With the capture of Mount Tumbledown, Wireless Ridge and Sapper Hill the Falkland Islands conflict was effectively over and at 2100 hours on the 14th June 1982 the commander of the Argentine garrison in Stanley, General Mario Menendez, surrendered to Major General Jeremy Moore.
The Argentine occupation of the Falkland Islands is coming to an end and Liberation is in the air. Royal Marines, Paras, Scot Guards, and Gurkhas with naval bombardment support were attacking and capturing the Mounts surrounding Stanley, which would inevitably lead to the collapse and surrender of Argentine forces on 14 June.
The first-ever intensive archaeological survey of the Falklands War took place last week. Waterloo Uncovered, a team made up of researchers, veterans and archaeologists surveyed the area around Mount Tumbledown, in order to gain a better insight into the battle that took place there during the last days of the 1982 conflict previous to the Argentine surrender.
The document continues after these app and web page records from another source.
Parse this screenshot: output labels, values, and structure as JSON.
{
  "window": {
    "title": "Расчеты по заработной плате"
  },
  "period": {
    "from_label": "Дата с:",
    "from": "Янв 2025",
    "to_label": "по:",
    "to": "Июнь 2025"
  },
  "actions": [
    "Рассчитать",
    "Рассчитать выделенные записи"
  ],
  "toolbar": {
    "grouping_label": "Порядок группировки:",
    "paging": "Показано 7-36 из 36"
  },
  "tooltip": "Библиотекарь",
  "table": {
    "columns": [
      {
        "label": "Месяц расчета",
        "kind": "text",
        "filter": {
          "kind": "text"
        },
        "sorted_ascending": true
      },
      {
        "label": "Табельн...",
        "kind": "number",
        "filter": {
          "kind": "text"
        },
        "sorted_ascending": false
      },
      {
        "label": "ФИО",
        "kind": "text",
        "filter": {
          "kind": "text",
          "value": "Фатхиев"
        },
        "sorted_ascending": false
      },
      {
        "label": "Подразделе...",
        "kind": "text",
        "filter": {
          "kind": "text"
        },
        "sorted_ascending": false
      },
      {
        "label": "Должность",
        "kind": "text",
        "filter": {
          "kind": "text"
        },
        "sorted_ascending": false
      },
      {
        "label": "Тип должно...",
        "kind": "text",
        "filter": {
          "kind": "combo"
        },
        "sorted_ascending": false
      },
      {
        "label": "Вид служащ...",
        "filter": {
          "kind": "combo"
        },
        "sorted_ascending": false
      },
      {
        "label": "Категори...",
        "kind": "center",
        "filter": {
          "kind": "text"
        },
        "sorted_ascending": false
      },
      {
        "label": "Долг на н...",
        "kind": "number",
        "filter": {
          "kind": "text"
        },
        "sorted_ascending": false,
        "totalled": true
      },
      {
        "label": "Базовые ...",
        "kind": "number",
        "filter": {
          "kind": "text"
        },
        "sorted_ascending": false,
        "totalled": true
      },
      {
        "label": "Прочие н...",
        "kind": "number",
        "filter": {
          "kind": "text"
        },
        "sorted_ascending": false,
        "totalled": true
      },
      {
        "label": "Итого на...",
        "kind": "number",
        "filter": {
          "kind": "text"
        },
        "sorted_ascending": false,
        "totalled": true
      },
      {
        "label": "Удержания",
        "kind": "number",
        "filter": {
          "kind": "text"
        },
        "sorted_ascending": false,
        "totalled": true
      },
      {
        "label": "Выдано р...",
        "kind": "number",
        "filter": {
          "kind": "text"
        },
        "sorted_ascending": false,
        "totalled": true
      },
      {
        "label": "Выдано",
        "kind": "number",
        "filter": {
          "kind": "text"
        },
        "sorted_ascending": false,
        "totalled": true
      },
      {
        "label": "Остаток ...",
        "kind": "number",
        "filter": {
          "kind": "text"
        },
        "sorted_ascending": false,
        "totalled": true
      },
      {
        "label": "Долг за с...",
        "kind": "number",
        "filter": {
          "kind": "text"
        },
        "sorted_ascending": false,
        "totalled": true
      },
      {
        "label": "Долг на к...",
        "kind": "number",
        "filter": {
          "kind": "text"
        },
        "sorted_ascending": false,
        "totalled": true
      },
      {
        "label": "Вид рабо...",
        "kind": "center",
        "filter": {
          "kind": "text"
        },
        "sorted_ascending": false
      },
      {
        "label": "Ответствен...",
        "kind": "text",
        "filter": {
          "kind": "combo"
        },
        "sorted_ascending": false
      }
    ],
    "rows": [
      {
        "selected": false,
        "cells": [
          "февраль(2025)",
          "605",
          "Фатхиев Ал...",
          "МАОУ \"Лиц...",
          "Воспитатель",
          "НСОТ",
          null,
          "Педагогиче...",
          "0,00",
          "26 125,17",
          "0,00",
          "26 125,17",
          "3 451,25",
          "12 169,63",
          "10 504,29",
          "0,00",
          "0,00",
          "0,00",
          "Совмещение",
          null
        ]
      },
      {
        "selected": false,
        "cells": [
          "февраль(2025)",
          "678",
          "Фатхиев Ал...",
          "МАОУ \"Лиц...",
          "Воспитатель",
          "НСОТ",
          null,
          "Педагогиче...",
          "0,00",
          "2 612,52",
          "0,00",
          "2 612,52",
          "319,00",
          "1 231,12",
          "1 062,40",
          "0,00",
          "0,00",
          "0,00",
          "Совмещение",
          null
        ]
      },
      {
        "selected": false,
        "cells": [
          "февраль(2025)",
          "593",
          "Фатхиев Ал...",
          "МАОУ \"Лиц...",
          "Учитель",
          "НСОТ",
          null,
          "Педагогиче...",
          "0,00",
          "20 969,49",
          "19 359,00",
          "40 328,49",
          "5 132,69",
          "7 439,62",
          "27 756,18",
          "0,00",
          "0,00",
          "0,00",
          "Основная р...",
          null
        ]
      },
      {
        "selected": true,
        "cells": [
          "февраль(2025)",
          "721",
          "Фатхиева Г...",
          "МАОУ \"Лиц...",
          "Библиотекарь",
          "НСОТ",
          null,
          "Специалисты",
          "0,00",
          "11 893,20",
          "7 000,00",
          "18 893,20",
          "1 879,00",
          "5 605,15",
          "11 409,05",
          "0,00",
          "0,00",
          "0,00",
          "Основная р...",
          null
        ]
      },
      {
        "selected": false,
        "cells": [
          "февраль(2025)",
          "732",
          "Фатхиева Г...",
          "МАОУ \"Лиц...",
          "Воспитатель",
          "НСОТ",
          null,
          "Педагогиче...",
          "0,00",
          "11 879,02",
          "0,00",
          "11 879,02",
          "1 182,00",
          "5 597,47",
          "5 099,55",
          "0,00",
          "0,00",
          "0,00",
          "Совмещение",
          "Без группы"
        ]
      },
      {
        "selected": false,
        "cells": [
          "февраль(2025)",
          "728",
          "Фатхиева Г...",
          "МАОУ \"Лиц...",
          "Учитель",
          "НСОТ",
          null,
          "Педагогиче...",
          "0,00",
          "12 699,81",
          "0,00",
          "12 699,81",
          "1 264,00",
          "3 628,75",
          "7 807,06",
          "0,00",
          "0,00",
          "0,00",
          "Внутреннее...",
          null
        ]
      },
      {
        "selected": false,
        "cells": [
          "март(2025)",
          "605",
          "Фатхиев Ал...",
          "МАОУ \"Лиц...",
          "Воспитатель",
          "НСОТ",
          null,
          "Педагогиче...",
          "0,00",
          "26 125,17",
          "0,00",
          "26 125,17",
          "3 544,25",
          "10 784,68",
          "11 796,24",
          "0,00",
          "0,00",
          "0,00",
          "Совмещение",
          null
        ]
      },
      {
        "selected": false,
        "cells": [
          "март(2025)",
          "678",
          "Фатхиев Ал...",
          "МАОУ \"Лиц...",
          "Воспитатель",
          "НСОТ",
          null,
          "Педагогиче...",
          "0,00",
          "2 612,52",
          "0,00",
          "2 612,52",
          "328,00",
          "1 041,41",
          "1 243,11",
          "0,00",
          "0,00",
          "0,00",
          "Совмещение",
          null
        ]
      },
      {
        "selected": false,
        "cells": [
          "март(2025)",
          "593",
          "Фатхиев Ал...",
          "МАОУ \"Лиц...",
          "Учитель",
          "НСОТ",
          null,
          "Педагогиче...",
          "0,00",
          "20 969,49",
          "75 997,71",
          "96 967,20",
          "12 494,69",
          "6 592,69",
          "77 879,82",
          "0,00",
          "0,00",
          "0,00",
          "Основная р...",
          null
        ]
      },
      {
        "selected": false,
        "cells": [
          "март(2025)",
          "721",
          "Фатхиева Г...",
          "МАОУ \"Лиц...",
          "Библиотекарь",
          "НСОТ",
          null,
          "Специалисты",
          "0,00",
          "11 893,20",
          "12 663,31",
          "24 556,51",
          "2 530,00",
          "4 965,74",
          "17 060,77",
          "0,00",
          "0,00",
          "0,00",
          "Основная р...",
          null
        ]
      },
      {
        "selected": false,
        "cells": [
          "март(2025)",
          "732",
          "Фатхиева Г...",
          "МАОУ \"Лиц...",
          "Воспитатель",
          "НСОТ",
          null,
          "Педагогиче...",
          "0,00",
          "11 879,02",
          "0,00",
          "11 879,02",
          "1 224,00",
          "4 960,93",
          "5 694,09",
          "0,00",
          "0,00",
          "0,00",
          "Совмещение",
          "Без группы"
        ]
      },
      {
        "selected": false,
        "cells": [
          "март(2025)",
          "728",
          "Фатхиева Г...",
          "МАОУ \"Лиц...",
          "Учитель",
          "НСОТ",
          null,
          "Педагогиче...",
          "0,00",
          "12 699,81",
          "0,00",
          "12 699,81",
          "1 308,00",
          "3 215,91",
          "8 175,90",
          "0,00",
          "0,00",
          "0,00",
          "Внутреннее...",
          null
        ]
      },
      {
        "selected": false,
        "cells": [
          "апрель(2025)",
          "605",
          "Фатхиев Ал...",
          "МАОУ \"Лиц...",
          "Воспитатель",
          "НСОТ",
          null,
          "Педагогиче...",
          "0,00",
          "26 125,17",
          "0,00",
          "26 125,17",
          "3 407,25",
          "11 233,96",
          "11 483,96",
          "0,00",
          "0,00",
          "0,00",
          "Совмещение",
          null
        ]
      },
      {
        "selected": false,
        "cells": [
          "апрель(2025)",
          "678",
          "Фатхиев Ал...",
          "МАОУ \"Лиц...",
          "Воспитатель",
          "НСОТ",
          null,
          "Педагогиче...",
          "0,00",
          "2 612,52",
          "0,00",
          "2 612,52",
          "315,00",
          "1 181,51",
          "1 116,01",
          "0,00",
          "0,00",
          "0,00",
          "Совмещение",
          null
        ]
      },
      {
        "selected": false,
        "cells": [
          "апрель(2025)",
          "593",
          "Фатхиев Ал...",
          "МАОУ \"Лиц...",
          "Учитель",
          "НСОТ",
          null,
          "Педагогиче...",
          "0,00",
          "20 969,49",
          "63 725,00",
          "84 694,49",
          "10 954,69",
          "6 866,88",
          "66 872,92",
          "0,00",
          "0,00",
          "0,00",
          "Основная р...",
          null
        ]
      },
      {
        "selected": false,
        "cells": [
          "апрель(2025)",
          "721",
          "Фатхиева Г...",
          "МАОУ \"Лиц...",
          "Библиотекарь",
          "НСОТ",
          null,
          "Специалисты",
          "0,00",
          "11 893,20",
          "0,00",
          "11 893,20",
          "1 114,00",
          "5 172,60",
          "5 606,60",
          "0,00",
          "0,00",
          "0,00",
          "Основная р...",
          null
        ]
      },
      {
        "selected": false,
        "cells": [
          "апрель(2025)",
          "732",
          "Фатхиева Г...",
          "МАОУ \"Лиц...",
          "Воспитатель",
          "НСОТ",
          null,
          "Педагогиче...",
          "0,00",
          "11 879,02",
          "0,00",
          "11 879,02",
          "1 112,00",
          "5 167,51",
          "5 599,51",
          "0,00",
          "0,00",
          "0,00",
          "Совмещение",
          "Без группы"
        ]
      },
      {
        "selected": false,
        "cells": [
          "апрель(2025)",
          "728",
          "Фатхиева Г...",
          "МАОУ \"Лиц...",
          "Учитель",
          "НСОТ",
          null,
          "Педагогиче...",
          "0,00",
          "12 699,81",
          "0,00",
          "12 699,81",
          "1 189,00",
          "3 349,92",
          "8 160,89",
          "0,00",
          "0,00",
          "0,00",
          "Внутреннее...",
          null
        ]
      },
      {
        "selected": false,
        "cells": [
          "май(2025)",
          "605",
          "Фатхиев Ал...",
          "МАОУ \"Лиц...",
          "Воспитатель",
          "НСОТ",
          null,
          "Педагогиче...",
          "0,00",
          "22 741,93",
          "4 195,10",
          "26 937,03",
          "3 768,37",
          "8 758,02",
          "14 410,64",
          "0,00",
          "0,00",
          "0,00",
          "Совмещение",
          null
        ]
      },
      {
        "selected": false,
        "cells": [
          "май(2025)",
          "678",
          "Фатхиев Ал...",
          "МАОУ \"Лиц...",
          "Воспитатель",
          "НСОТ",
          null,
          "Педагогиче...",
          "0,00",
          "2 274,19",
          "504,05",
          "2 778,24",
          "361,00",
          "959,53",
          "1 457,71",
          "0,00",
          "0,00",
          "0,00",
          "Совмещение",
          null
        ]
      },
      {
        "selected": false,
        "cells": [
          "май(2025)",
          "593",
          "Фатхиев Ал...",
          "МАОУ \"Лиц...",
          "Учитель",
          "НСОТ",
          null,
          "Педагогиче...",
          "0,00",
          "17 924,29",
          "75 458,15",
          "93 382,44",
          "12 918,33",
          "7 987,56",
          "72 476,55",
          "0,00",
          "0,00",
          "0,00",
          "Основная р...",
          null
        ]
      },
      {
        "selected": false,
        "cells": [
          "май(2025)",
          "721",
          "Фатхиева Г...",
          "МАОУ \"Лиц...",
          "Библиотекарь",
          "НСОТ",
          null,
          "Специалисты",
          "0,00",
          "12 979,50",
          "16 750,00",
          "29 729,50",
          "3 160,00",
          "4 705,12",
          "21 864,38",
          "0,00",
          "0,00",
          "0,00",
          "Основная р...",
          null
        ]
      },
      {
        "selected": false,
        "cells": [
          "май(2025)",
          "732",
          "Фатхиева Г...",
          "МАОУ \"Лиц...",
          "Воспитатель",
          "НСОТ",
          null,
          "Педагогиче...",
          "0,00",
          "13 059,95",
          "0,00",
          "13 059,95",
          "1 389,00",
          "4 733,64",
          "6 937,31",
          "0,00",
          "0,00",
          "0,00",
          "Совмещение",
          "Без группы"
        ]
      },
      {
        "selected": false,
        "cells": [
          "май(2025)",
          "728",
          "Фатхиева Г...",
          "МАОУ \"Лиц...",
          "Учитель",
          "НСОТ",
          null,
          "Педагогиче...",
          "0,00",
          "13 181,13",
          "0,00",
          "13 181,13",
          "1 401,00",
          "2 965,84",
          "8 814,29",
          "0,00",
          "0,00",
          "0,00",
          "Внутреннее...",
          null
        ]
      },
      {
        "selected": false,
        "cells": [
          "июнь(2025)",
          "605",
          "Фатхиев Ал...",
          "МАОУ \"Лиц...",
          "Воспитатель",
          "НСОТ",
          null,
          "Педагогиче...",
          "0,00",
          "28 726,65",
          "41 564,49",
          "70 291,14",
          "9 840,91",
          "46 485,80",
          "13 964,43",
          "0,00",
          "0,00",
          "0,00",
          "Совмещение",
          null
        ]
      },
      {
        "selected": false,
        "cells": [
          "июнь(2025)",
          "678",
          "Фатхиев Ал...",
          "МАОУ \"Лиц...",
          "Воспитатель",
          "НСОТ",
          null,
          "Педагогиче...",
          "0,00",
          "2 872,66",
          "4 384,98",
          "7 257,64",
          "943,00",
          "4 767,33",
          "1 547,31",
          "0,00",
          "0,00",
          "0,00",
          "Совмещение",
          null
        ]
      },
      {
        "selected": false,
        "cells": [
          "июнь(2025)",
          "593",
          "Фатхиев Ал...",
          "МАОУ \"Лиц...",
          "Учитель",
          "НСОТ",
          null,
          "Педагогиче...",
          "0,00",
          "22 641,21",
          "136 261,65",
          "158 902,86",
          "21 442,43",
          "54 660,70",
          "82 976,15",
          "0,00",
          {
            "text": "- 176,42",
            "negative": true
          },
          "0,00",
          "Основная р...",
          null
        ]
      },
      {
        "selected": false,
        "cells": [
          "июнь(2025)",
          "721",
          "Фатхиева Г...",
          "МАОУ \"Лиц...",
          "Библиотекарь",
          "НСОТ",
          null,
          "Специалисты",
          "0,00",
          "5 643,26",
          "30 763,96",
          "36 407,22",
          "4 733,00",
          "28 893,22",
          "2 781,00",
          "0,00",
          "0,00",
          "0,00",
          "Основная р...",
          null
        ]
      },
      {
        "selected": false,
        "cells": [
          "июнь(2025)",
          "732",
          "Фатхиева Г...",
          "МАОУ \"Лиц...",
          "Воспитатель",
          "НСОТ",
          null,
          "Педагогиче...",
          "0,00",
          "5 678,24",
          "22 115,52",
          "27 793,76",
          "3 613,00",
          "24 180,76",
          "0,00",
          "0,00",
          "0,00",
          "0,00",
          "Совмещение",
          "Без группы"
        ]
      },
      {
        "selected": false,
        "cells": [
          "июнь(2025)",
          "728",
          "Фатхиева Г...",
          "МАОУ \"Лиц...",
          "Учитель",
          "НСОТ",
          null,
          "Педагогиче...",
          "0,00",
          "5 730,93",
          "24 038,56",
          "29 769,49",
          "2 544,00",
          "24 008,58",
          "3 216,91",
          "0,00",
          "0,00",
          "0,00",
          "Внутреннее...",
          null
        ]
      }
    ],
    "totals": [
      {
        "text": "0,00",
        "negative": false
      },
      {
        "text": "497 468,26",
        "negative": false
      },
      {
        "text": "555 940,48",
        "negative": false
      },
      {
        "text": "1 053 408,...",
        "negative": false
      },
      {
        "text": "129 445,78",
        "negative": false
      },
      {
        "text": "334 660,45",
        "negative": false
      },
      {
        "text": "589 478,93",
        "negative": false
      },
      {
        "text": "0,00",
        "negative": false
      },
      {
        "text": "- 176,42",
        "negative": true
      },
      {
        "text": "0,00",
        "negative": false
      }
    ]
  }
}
Waterloo Uncovered, the groundbreaking charity that combines archaeology with veteran care and recovery, will be visiting the Falkland Islands this month to begin the first intensive archaeological survey of its battlefields.
British veteran of the 1982 Falklands War claims to have killed an Argentine soldier with his bayonette and now wants to give the helmet to the family, but... ¿did it happen as he says?
A television archaeologist has revealed plans to excavate the battlefields of the 1982 Falkland Islands conflict. The initiative belongs to Glasgow University academic Dr Tony Pollard who is preparing the major project.